> _About this task_
Every line of the records below that has the word "Points" should be copied.

> _Provided records_
——————

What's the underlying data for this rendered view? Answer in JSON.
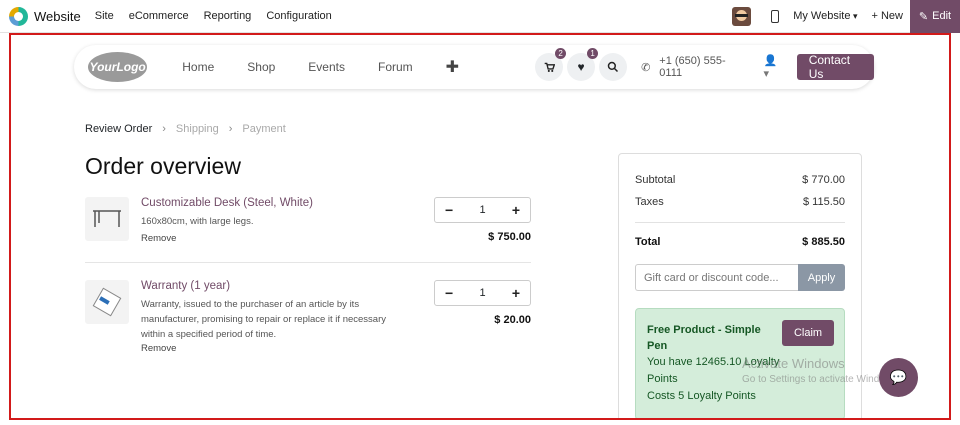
{
  "topbar": {
    "app_name": "Website",
    "menu": [
      "Site",
      "eCommerce",
      "Reporting",
      "Configuration"
    ],
    "website_selector": "My Website",
    "new_label": "+ New",
    "edit_label": "Edit"
  },
  "nav": {
    "logo_text": "YourLogo",
    "links": [
      "Home",
      "Shop",
      "Events",
      "Forum"
    ],
    "add_icon": "plus-icon",
    "cart_count": "2",
    "wishlist_count": "1",
    "phone": "+1 (650) 555-0111",
    "contact_label": "Contact Us"
  },
  "breadcrumb": {
    "steps": [
      "Review Order",
      "Shipping",
      "Payment"
    ]
  },
  "page_title": "Order overview",
  "items": [
    {
      "name": "Customizable Desk (Steel, White)",
      "description": "160x80cm, with large legs.",
      "remove": "Remove",
      "quantity": "1",
      "price": "$ 750.00"
    },
    {
      "name": "Warranty (1 year)",
      "description": "Warranty, issued to the purchaser of an article by its manufacturer, promising to repair or replace it if necessary within a specified period of time.",
      "remove": "Remove",
      "quantity": "1",
      "price": "$ 20.00"
    }
  ],
  "summary": {
    "subtotal_label": "Subtotal",
    "subtotal_value": "$ 770.00",
    "taxes_label": "Taxes",
    "taxes_value": "$ 115.50",
    "total_label": "Total",
    "total_value": "$ 885.50",
    "coupon_placeholder": "Gift card or discount code...",
    "apply_label": "Apply"
  },
  "promo": {
    "title": "Free Product - Simple Pen",
    "claim_label": "Claim",
    "line1": "You have 12465.10 Loyalty Points",
    "line2": "Costs 5 Loyalty Points"
  },
  "watermark": {
    "line1": "Activate Windows",
    "line2": "Go to Settings to activate Windows."
  },
  "colors": {
    "brand": "#714b67",
    "promo_bg": "#d4edda",
    "highlight_border": "#d21a1a"
  }
}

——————

> _Task solution_
    "line1": "You have 12465.10 Loyalty Points",
    "line2": "Costs 5 Loyalty Points"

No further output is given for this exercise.